But, I was seriously disappointing in the film. Not due to the book, since I have not read it. But because it gave the impression it was going to have some sort of scientifically-accurate veneer on it.
But as the story unfolded, I immediately started to shake my head and smack my forehead in disbelief at the blatant nonsense of the film from a science standpoint.
It would take an immense post to cover all of the things that wrong both scientifically, practically or procedurally. For those interested, I'll cover as many as I can before fatigue sets in. This is based on the film, not the book.
Launching a space-ship in a violent storm. So violent that it is pushing the dang thing over. Obviously one could argue it was designed for that, but I see no reason to believe it was from the movie.
Watney is hit by debris and whisked away. An astronaut asks how long he could survive if his suit was breached (or something like that). A) That question would not be asked, they would know. B) The answer is not whatever they said (1 minute or something) but rather 3 minutes (max, which is what they'd be concerned with).
Watney is in left on the surface, and wakes up the next.... day, I guess. O2 is low, apparently, but otherwise in pretty good sleep. Suit or no, he would have faced freezing to death. Quite often the film deals with cold one moment and then ignores it the next.
Funny thing... he used a normal Hero camera to do his vlogging... yet the results as shown were 3D.
Watney talks about the awful things that can go wrong. The final one he says something like, "... and if the hab fails... I'll implode!" Implode? You don't implode in a thin atmosphere! Or even zero-atmosphere. Your bowels and bladder would evacuate. You'd lose consciousness pretty quick, and die in 3. If you held your breath your lungs would rupture. But you don't frikin implode. He must be thinking of... the bottom of the sea or something? Mr. science astronaut guy would never say anything so lame-brained.
Hollywood's rediculous portrayal of computers, even the kind everyday people use, is on full display. Sure, some of us appreciate the shoe-horned in nod to Zork 2 and Leather Goddesses of Phobos (especially, given it's Mars), but takes nothing away form everything else shown. When Watney goes around talking about "Hex-Y-Decimal" spoken like someone who's never picked a color for a web page before, I just cringed.
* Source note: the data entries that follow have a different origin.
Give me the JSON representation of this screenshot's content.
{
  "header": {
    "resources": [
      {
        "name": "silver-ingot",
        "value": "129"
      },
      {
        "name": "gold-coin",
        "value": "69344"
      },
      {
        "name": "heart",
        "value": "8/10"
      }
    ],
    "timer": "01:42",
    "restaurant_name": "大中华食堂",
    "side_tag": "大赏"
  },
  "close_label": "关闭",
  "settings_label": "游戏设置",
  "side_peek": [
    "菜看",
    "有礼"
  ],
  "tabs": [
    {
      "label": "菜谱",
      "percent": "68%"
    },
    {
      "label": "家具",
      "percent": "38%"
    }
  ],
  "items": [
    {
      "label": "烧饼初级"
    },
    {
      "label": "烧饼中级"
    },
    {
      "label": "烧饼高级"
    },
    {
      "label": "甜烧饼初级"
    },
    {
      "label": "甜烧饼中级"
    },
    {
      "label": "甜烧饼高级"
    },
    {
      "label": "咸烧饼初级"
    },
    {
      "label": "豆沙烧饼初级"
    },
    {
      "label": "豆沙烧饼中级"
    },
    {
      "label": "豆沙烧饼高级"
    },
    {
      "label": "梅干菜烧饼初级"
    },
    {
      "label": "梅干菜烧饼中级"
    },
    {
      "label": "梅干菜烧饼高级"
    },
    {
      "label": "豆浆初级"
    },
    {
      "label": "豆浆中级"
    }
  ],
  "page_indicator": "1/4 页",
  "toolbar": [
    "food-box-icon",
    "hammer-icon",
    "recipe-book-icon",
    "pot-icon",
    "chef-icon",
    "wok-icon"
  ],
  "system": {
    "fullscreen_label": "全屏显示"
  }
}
It wasn't clear, but it also looks like he tried to point the communication dish at Earth? It is true Pathfinder had the ability to communicate directly to earth through both a low and high gain antenna, but the way it would work is the low-gain is omnidirecitonal, and once signal is received then they remotely determine how to orient the high-gain which is more focused. That is more of a quibble.
Some basic of Mars are wrong, like gravity. Sure, hard to get right.... but still wrong.
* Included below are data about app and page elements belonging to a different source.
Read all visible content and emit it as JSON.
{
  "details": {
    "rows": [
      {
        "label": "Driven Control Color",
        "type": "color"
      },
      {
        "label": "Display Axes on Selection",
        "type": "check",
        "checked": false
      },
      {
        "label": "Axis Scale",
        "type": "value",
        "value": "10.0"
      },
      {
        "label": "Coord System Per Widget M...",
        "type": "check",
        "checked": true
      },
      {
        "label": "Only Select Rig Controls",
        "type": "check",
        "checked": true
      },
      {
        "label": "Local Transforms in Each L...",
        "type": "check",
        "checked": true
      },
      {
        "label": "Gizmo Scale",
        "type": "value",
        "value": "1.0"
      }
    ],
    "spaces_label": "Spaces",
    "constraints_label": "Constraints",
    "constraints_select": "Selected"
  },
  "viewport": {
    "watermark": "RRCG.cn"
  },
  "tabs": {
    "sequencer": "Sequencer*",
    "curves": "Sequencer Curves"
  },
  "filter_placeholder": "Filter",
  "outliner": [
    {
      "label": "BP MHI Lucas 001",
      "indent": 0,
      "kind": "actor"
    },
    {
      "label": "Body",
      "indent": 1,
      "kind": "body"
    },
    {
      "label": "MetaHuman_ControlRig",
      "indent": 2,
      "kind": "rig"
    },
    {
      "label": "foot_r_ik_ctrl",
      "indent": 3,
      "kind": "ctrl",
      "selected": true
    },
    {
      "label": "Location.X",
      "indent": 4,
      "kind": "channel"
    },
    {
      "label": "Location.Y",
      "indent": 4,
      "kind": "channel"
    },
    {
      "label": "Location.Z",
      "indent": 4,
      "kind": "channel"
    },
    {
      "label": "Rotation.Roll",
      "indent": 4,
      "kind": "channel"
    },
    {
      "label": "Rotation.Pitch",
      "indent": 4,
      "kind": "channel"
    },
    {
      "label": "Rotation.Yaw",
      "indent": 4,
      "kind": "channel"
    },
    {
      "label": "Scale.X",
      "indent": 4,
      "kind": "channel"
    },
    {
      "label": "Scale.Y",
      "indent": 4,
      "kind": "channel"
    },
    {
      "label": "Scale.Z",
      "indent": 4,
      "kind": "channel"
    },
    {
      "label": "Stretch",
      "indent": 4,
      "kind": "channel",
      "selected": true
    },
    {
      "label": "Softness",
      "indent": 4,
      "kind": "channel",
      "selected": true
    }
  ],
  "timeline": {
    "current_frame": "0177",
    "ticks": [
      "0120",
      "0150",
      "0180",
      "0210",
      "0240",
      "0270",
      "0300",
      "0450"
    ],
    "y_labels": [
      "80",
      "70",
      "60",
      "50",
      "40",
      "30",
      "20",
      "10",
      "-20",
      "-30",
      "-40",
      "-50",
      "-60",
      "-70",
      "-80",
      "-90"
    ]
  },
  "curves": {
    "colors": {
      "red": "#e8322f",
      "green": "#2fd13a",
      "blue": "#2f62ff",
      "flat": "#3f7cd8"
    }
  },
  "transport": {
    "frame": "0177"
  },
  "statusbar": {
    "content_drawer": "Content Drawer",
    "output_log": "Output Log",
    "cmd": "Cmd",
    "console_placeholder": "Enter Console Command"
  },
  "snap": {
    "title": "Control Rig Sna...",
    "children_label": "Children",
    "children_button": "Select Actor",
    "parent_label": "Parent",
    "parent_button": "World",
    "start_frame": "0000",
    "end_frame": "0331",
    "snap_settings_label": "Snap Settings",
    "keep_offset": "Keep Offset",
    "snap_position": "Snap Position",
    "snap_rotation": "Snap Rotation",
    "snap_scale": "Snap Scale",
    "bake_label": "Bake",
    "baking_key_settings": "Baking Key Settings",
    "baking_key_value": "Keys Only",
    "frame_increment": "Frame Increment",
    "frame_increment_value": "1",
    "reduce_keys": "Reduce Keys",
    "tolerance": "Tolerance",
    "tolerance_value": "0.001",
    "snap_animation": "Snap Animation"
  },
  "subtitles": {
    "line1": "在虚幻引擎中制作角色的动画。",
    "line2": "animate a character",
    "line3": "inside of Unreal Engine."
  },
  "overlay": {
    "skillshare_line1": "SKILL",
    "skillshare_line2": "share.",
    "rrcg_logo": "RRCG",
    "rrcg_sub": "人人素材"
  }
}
There were many scenes on the Hermes where EVA was treated very poorly. I was really amused when the one guy pop'd the hatch to watch the docking operation. Maybe he was going to help out instead of what was really happening.... putting himself and the mission in ridiculous danger. The whole EVA crawling around the space station was just shy of Gravity-level ridiculousness.
Basics of space wrong: There is no sound in the vacuum of space. Sure some sounds could be heard in the suits from things happening to the suit (things dinking off the helmet or whatnot) but there was way more sound than that going on.
The Hermes itself was not believable. It had these parts with gigantic glass picture windows. That's not a likely design feature. Needing a bomb to open a hatch... okay maybe, but mostly just seemed a way to try and figure out how to "science up a bomb" on screen than anything.
I'm sorry to disappoint, but poking a hole in your glove does not make you Iron Man. How do I know? Because this has happened before. Know what really happens? Your skin seals the hole,
Now I think the worst part for me had to be where they introduce the supposed astro-navigation socially-inept genius. Everything about that was absurd.
First, the idea of a sling-shot gravity assist to get back to Mars is not some genius plan. It is basic space vessel navigation. The idea he had to dumb it down so the head of NASA could understand it was so laughable I almost fell out of my seat. Bad plot device... BAD.
Seeing him sit in a data center with his laptop jacked into some server so it could tell him "Calculations Correct" was a laugh-out-loud moment. Guessing those servers were not on any network, huh? And, um, why would Mathmatica not run the same on both computers?
Nothing to do with science, but watching them try and lift every cool line they could form Apollo 13 made my eyes roll each time. They WERE cool in Apollo 13, but here they sounded desperate in an Armageddon-sort-of-way.
I didn't read the book, and it wasn't mentioned, but it looked like Watney might have had scurvy at the end there. If so, that part was a nice touch. I assume his vitamins must have run out at some point.
I must be forgetting as many gaffs as I remember.
Getting things right wouldn't make this story worse, it would have made it better. It didn't look like there was decisions made to skimp on the accuracy so much as a lack of caring. From what I understand, the opposite of the book.